• **The problem**
In the entries below, filter for the word "TWIN" and copy every matching line.

• **Dataset excerpts**
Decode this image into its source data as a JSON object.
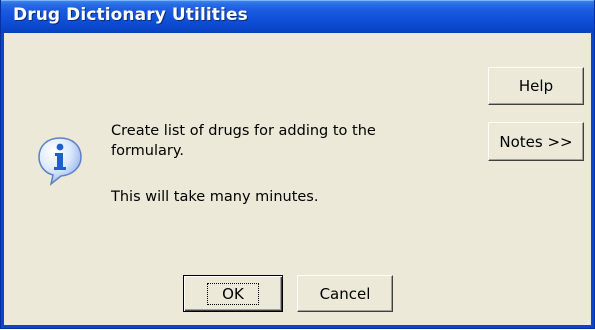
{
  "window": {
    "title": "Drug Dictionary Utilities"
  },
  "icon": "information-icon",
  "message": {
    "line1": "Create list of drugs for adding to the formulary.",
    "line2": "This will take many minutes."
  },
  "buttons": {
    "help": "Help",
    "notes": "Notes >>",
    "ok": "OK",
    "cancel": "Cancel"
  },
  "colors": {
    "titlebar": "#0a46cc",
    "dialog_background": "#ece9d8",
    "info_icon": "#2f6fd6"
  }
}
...
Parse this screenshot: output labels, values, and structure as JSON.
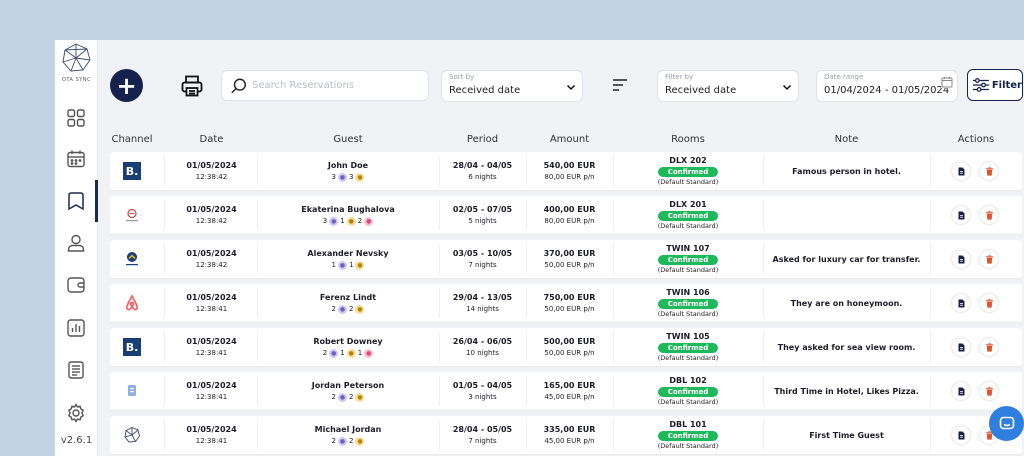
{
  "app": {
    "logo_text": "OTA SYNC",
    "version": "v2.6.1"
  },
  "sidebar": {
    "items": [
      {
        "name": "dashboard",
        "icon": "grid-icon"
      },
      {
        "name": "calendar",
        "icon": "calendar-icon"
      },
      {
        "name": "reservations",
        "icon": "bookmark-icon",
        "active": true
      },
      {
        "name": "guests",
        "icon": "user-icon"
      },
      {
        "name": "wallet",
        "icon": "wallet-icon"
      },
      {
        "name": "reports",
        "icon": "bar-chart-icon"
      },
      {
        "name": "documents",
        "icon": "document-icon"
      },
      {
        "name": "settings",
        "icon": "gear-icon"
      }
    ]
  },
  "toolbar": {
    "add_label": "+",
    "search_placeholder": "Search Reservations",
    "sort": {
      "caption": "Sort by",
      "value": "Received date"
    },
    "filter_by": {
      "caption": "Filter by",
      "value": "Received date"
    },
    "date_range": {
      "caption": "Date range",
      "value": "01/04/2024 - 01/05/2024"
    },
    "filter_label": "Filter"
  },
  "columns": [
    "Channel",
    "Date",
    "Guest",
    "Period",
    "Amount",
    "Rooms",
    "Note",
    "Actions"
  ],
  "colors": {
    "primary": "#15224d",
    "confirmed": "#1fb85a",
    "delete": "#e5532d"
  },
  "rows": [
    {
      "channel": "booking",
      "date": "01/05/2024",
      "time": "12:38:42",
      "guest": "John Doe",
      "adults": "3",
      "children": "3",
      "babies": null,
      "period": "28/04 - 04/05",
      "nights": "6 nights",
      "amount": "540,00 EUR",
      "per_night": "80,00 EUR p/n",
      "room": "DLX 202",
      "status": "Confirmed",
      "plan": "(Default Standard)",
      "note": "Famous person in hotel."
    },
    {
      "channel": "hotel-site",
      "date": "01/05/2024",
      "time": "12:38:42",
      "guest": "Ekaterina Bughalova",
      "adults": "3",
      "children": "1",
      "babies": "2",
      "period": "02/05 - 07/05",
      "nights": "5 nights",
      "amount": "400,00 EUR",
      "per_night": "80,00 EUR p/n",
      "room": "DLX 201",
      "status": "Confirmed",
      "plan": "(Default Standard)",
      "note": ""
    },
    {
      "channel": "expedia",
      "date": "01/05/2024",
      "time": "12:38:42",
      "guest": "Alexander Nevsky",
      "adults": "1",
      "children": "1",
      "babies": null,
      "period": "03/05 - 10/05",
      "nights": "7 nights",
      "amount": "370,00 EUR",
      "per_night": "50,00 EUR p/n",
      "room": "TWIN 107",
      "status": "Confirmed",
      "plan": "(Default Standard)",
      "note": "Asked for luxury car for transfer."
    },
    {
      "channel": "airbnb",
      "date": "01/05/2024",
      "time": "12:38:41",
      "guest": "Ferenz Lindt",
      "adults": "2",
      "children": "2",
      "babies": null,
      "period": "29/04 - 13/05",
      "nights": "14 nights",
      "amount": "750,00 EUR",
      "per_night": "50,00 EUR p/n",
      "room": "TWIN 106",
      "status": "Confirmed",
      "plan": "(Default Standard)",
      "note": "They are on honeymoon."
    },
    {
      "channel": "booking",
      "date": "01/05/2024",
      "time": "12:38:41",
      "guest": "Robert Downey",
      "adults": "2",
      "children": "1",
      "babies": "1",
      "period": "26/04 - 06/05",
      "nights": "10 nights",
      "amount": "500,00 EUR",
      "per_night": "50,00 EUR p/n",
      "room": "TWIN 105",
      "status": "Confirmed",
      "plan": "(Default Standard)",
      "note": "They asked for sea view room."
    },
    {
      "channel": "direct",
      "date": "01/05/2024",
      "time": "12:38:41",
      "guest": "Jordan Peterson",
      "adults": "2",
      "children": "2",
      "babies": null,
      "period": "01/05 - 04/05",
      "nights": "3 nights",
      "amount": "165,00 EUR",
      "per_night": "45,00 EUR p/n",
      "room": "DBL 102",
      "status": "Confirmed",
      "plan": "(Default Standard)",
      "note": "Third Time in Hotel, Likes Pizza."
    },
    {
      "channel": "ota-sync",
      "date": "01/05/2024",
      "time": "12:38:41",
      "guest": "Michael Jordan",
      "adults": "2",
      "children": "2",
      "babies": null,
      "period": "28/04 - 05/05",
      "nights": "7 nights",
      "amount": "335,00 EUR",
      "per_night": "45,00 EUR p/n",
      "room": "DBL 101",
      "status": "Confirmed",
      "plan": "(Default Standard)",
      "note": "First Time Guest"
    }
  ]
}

• **Expected answer**
      "room": "TWIN 107",
      "room": "TWIN 106",
      "room": "TWIN 105",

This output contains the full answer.